Yess, they have a story too! Sell them to me if you insist on scrapping Just a minor logistics issue as I'm on the other side of the pond.
__________________
Parts for russian motorcycles: www.henriksson.ee

Facebook: facebook.com/OyMagnusHenriksson
magnusk750 is offline   Reply With Quote
Old 11-28-2010, 09:50 PM   #14
fasteddie24
Senior Member
 
Join Date: Oct 2006
Location: Detroit
Posts: 188
Default Re: 1940's auto repair shop

Very interesting story. Well worth the read. Being from Michigan makes it even better. I often go to a blog site called detroityes.com that has great info on Detroit auto plants....maps of Detroit, plant pics, history, etc. Interesting stuff.
fasteddie24 is offline   Reply With Quote
Old 12-11-2010, 10:45 PM   #15
Lookin4'67Galaxieconv
Senior Member
 
Lookin4'67Galaxieconv's Avatar
 
Join Date: Jul 2008
Location: Atlanta, GA
Posts: 7,817
Default Re: 1940's auto repair shop

More pictures on the way?!?
__________________
http://www.garagejournal.com/forum/s...ght=rick+mears

http://www.garagejournal.com/forum/s...ad.php?t=34014

http://www.garagejournal.com/forum/s...d.php?t=222480


Quote:
Originally Posted by Brad54 View Post
It's because paying for your own stuff, and earning your own way, is what a man does.
Lookin4'67Galaxieconv is offline   Reply With Quote
Reply

Thread Tools Search this Thread
Search this Thread:

Advanced Search
Display Modes

Posting Rules
You may not post new threads
You may not post replies
You may not post attachments
You may not edit your posts

BB code is On
Smilies are On
[IMG] code is On
HTML code is Off
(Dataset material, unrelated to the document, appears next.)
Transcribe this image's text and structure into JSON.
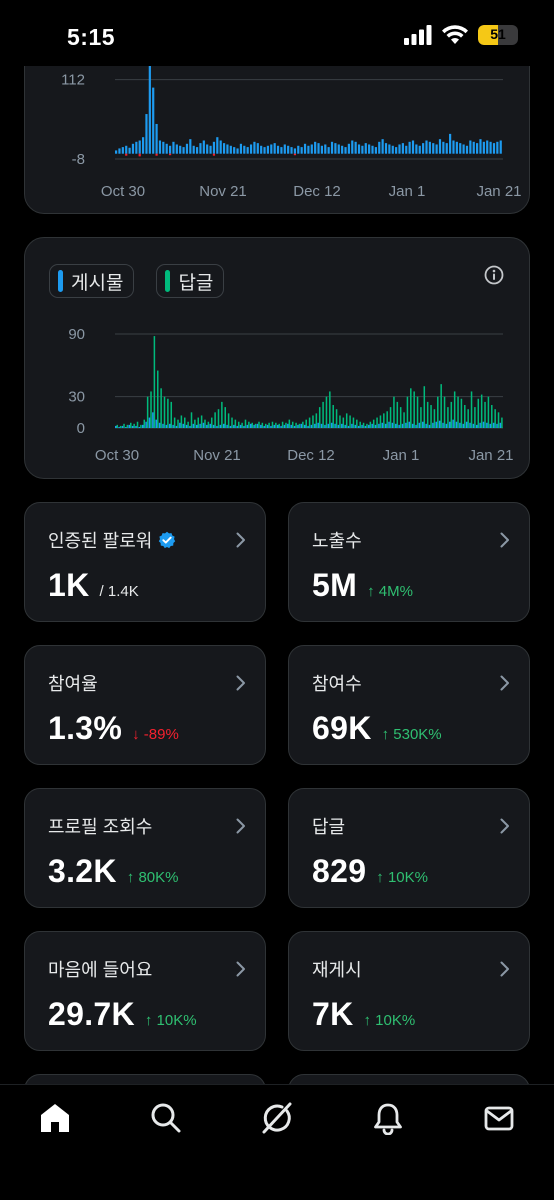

Forum Jump

Sponsored Links (Register now to hide all advertisements)


All times are GMT -5. The time now is 09:10 PM.